As well as the main symptoms muscle pain, tenderness and fatigue, people with fibromyalgia syndrome can get a range of gastrointestinal symptoms. These include heartburn, which can be caused by acid reflux (also known as gastro-oesophageal reflux disease [GERD or GORD]), or irritable bowel syndrome (IBS). Heartburn is uncomfortable, and can disturb sleep patterns, which can make the tiredness associated with fibromyalgia syndrome even worse. Other gastric symptoms can include pain, discomfort and difficulties with swallowing.
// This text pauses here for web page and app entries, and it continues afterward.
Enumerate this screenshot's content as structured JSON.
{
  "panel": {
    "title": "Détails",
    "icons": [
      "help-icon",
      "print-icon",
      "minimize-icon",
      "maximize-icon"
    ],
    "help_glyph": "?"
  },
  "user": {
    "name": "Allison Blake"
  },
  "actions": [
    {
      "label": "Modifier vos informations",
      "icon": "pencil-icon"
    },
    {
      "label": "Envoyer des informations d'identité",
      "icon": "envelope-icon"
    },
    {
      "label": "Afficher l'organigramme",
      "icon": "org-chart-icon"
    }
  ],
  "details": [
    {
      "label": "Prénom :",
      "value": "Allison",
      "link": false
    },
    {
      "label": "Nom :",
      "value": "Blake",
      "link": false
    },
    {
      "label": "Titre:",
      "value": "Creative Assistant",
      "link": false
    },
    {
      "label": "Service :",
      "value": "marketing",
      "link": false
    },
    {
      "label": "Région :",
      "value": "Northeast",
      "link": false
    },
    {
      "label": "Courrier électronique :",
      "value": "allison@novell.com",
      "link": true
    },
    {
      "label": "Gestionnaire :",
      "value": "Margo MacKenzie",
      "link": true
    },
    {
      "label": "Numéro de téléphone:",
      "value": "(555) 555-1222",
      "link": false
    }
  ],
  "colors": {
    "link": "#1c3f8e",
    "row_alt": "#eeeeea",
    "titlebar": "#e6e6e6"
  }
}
According to a study conducted by a doctor in Ireland in 1991, 70% of the people with fibromyalgia syndrome also had irritable bowel syndrome (IBS), and 65% of the people with IBS had fibromyalgia syndrome. Around 40 to 70% of people with fibromyalgia syndrome have gastro-oesophageal reflux disease.
If the valve at the top of the stomach (the lower oesophageal sphincter), is weak, it can allow some of the contents of the stomach, including stomach acid, back up into the oesophagus (the tube that connects the mouth and stomach, also known as the food pipe or gullet). When acid comes back into the oesophagus, it can cause the uncomfortable burning feeling of heartburn. Other symptoms include belching, pain, coughing and feeling sick. The acid in the stomach needs to be very strong to help the digestion of food. If the lining of the oesophagus becomes damaged and inflamed by the acid, this is known as oesophagitis.
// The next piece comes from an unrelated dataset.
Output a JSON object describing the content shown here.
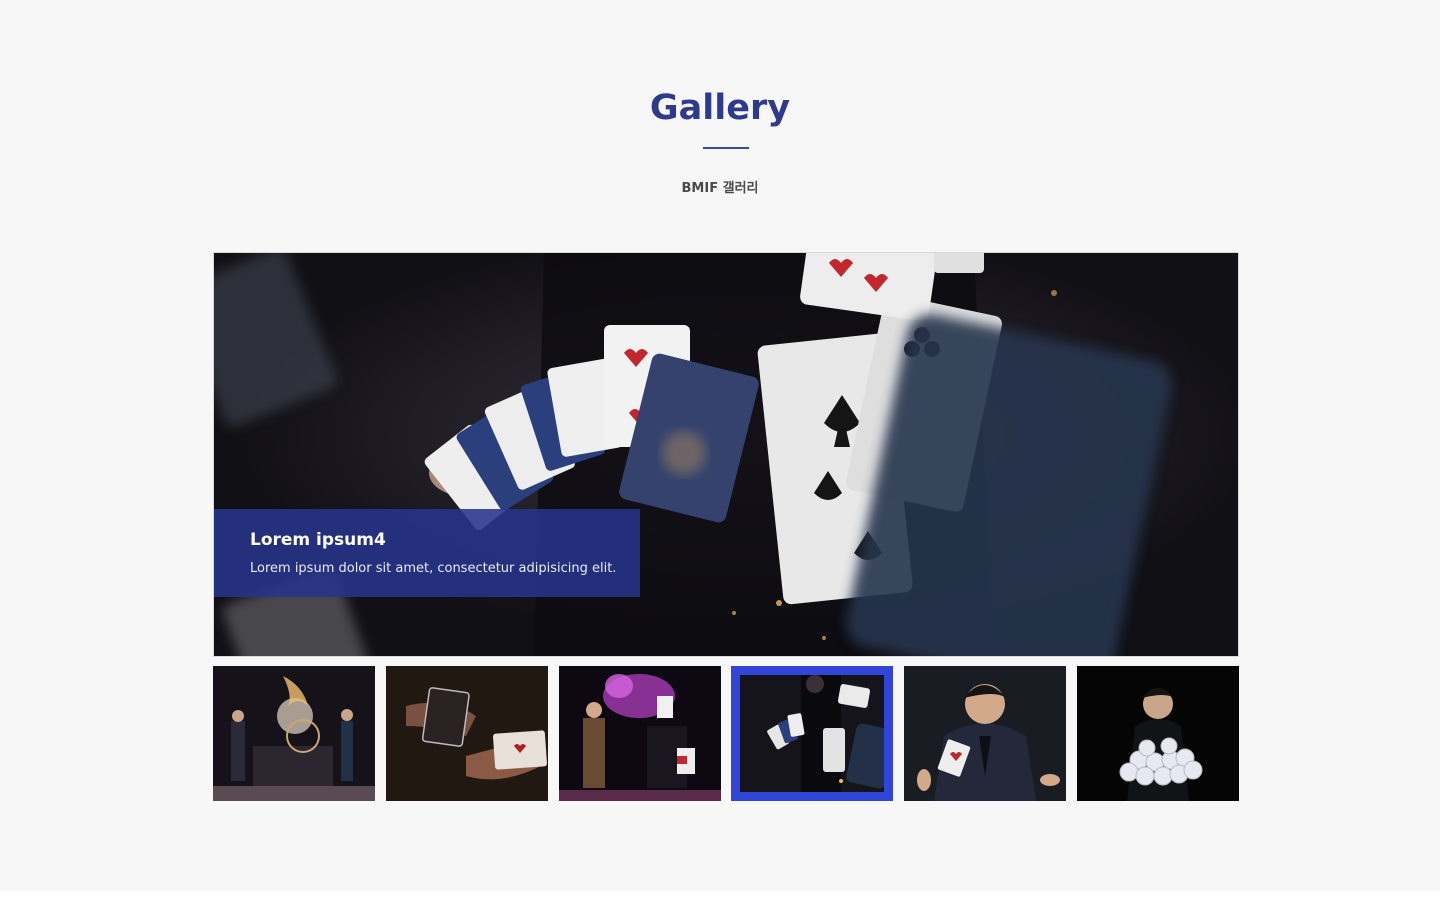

Irritable Bowel Syndrome
IBS can cause heartburn, as well as stomach pain and discomfort, attacks of diarrhoea or constipation, nausea, feelings of fullness and bloating.
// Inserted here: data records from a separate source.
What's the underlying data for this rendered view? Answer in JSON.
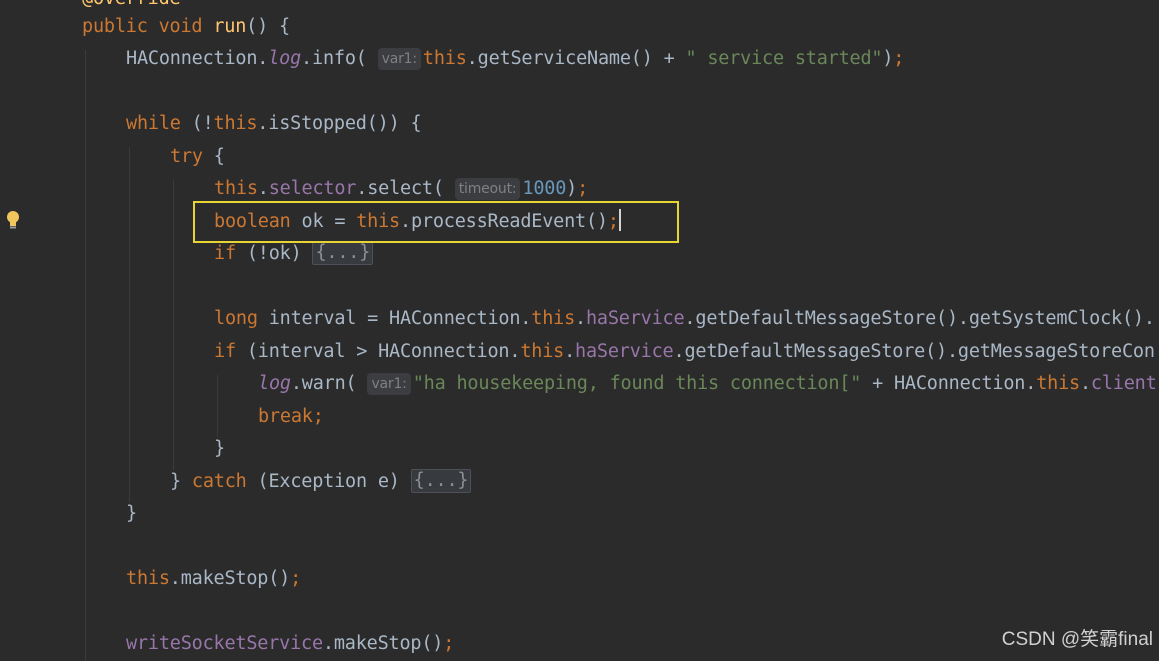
{
  "code": {
    "annotation": "@Override",
    "kw_public": "public",
    "kw_void": "void",
    "method_run": "run",
    "kw_while": "while",
    "kw_try": "try",
    "kw_this": "this",
    "kw_boolean": "boolean",
    "kw_if": "if",
    "kw_long": "long",
    "kw_break": "break",
    "kw_catch": "catch",
    "cls_ha": "HAConnection",
    "log": "log",
    "info_call": "info(",
    "warn_call": "warn(",
    "hint_var1": "var1:",
    "hint_timeout": "timeout:",
    "get_service_name": "getServiceName() + ",
    "str_started": "\" service started\"",
    "is_stopped": "isStopped()) {",
    "selector": "selector",
    "select_call": "select(",
    "num_1000": "1000",
    "ok_decl": " ok = ",
    "process_read": "processReadEvent()",
    "if_not_ok": " (!ok) ",
    "fold_dots": "{...}",
    "interval_decl": " interval = ",
    "ha_service": "haService",
    "line_interval_rest": "getDefaultMessageStore().getSystemClock().",
    "line_if_rest": "getDefaultMessageStore().getMessageStoreCon",
    "str_housekeeping": "\"ha housekeeping, found this connection[\"",
    "plus": " + ",
    "client_field": "client",
    "catch_exception": " (Exception e) ",
    "make_stop": "makeStop",
    "write_socket_service": "writeSocketService"
  },
  "watermark": "CSDN @笑霸final",
  "icons": {
    "gutter": "lightbulb-icon"
  }
}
Triggers for Heartburn
Some people find that their heartburn is triggered by certain things. These can include:
eating very large meals
eating spicy food
eating fatty food
drinking too many caffeinated drinks, including coffee and soft drinks
eating acidic food
wearing clothes that are too tight around the stomach
drinking too much alcohol
eating too close to bedtime
poor posture, including sitting hunched over
bending over a lot
Working out what the heartburn triggers are, and avoiding them where possible can help – these will differ from person to person. Small changes to the environment can help too even something as simple as putting blocks under two of the legs of the bed to allow sleeping with the head six to eight inches higher than the feet can improve symptoms, by helping the acid drain back out of the oesophagus more quickly.
There are a number of prescription and over the counter drug treatments for heartburn. These include antacids, which neutralise the acid already in the stomach, drugs that reduce acid production in the stomach (proton pump inhibitors or H2 blockers), and drugs that help food move more quickly through the digestive system (prokinetics).
People with fibromyalgia syndrome, especially those already taking drugs, should not take additional over the counter remedies without consulting a doctor or pharmacist. If digestive symptoms change suddenly, this can be the sign of another illness that may be serious – always see a doctor.